As of 1 October 2023, the provision of short-term property lets in Scotland is now subject to a licensing scheme. Operating a short-term let without a licence is a criminal offence and can carry fines of up to £2,500. New applicants, irrespective of whether they are existing or new hosts, cannot take bookings until their application has been determined by the council, unless they are operating under a temporary licence.
Types of licence
There are 4 types of short-term let licences:
- Secondary letting
- Home letting
- Home sharing
- Home letting and home sharing.
A short-term let is a secondary let if the owner does not live in the property. Typically, that will be a second property used for holiday lets. Home letting involves letting out all or part of your primary home whilst you are not there. Home sharing, as the name suggests, involves letting out part of your property whilst you remain there.
In addition to the licensing scheme, all properties within Edinburgh are deemed to be within a short-term let control area. That means planning permission for use as a short-term let must be obtained prior to a license application being submitted to the City of Edinburgh Council.
Conditions on the property
Several mandatory conditions, pertaining to the safety and condition of the short-term let property, must be met. Further, specific conditions may be imposed by councils and reference should be made to the relevant council’s guidance prior to submission.
Production of the various reports and risk assessments needed may require a specialist contractor to visit the property. These include:
- Gas Safety Certificate
- Electrical Installation Condition report (EICR)
- Portable Appliance Testing (PAT) report
- Legionella risk assessment
- Fire risk assessment
It is important to note that if your accommodation was used as a short-term let prior to 1 October 2022, an application was required to be submitted by 1 October 2023 for hosts to continue to accept guest bookings whilst the relevant council determined their application. Councils have nine months to process new applications and twelve months to process applications from existing hosts.
The future of short-term lets in Scotland
The scheme creates uncertainty as to the future of the market for short-term lets in Scotland, particularly in Edinburgh where planning permission is an additional requirement.

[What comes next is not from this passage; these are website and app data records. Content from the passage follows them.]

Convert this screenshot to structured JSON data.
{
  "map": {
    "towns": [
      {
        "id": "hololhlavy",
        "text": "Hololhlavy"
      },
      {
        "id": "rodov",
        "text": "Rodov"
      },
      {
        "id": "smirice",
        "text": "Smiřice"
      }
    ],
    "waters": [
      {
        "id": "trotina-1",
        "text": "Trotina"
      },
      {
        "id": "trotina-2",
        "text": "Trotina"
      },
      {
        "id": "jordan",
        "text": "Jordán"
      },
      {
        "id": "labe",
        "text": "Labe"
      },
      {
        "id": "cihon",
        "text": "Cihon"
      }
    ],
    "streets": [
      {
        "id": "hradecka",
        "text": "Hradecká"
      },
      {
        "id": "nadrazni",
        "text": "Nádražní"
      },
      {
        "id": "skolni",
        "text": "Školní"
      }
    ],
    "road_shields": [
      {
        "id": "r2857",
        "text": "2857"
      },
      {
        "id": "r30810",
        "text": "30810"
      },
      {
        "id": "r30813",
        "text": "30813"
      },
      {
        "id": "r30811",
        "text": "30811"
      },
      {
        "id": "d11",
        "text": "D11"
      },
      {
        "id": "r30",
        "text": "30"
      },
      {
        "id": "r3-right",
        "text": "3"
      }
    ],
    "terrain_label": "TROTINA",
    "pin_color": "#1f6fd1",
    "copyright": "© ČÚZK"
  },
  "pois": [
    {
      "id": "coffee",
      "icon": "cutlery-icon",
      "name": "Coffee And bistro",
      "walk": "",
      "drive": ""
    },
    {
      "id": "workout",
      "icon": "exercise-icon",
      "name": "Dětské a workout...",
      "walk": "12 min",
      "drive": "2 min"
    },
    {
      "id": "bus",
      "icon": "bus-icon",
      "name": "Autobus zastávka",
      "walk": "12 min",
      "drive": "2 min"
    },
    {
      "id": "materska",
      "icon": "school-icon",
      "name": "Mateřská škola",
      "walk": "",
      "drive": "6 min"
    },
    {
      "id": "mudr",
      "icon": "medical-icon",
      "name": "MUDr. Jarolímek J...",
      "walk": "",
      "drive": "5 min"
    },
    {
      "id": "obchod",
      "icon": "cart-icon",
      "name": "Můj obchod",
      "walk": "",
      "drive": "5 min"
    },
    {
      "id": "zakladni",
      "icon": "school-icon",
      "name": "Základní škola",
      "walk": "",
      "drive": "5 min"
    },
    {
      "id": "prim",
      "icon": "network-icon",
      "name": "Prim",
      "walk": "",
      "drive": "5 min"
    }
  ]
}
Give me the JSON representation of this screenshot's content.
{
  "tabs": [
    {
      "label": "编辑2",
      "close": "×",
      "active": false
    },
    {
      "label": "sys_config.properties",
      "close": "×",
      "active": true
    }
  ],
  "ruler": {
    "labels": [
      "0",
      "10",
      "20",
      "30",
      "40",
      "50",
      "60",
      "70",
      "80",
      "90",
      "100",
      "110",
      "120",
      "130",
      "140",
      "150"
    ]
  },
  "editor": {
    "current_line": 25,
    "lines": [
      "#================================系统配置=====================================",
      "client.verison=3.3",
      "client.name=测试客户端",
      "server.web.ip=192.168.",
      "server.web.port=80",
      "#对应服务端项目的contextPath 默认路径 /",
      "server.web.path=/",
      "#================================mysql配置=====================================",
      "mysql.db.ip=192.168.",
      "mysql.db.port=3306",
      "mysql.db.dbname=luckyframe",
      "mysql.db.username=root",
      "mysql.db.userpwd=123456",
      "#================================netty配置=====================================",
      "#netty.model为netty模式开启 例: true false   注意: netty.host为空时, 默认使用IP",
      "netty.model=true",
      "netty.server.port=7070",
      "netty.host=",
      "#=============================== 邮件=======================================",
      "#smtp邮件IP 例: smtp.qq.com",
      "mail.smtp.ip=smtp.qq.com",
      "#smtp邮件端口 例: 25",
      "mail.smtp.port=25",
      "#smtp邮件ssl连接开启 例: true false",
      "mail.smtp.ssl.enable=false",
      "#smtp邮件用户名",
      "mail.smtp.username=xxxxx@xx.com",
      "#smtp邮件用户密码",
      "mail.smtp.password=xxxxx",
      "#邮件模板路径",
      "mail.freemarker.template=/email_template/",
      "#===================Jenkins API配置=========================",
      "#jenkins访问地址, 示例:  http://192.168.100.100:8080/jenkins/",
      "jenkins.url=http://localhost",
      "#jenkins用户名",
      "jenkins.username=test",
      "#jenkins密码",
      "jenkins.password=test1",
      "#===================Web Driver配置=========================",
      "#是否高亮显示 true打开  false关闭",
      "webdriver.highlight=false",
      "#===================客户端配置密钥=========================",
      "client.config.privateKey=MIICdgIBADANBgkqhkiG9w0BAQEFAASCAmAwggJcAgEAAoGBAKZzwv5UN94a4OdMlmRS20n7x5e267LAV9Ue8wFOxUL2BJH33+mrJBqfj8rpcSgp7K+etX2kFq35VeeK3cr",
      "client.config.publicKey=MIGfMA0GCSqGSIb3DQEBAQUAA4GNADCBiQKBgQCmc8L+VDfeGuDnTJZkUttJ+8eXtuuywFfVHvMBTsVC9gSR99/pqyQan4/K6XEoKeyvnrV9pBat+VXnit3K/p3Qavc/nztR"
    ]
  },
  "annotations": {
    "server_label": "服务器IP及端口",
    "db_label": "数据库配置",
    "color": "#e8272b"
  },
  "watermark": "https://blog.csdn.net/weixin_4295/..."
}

We would advise all prospective hosts to apply for a licence as soon as possible. If you would like our assistance in that respect, please get in touch with a member of our team.
Alternatively, property owners may decide to let their property on a full-time basis under a private residential tenancy. Others may choose to sell. If you are considering selling a property, please do get in touch with our Residential Property Team.